What to produce:
Below are records to reproduce in full; copy them exactly but keep the pictures out.

Data for this task:
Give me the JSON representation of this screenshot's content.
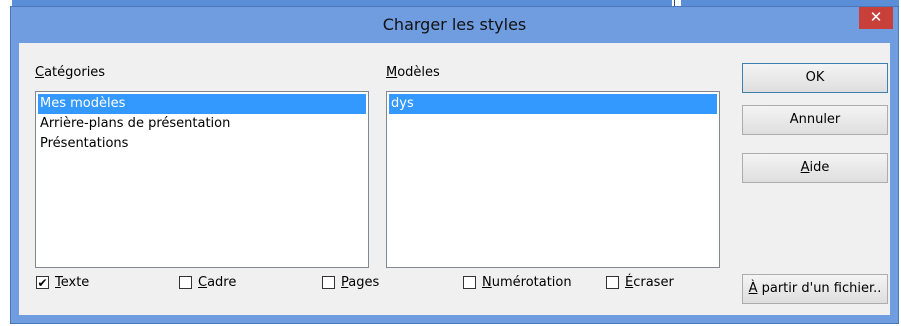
{
  "dialog": {
    "title": "Charger les styles",
    "close_glyph": "✕"
  },
  "categories": {
    "label_mnemonic": "C",
    "label_rest": "atégories",
    "items": [
      "Mes modèles",
      "Arrière-plans de présentation",
      "Présentations"
    ],
    "selected_index": 0
  },
  "models": {
    "label_mnemonic": "M",
    "label_rest": "odèles",
    "items": [
      "dys"
    ],
    "selected_index": 0
  },
  "buttons": {
    "ok": "OK",
    "cancel": "Annuler",
    "help_mnemonic": "A",
    "help_rest": "ide",
    "from_file_mnemonic": "À",
    "from_file_rest": " partir d'un fichier.."
  },
  "options": [
    {
      "mnemonic": "T",
      "rest": "exte",
      "checked": true
    },
    {
      "mnemonic": "C",
      "rest": "adre",
      "checked": false
    },
    {
      "mnemonic": "P",
      "rest": "ages",
      "checked": false
    },
    {
      "mnemonic": "N",
      "rest": "umérotation",
      "checked": false
    },
    {
      "mnemonic": "É",
      "rest": "craser",
      "checked": false
    }
  ],
  "check_glyph": "✔"
}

Result of this exercise:
Give me the JSON representation of this screenshot's content.
{
  "dialog": {
    "title": "Charger les styles",
    "close_glyph": "✕"
  },
  "categories": {
    "label_mnemonic": "C",
    "label_rest": "atégories",
    "items": [
      "Mes modèles",
      "Arrière-plans de présentation",
      "Présentations"
    ],
    "selected_index": 0
  },
  "models": {
    "label_mnemonic": "M",
    "label_rest": "odèles",
    "items": [
      "dys"
    ],
    "selected_index": 0
  },
  "buttons": {
    "ok": "OK",
    "cancel": "Annuler",
    "help_mnemonic": "A",
    "help_rest": "ide",
    "from_file_mnemonic": "À",
    "from_file_rest": " partir d'un fichier.."
  },
  "options": [
    {
      "mnemonic": "T",
      "rest": "exte",
      "checked": true
    },
    {
      "mnemonic": "C",
      "rest": "adre",
      "checked": false
    },
    {
      "mnemonic": "P",
      "rest": "ages",
      "checked": false
    },
    {
      "mnemonic": "N",
      "rest": "umérotation",
      "checked": false
    },
    {
      "mnemonic": "É",
      "rest": "craser",
      "checked": false
    }
  ],
  "check_glyph": "✔"
}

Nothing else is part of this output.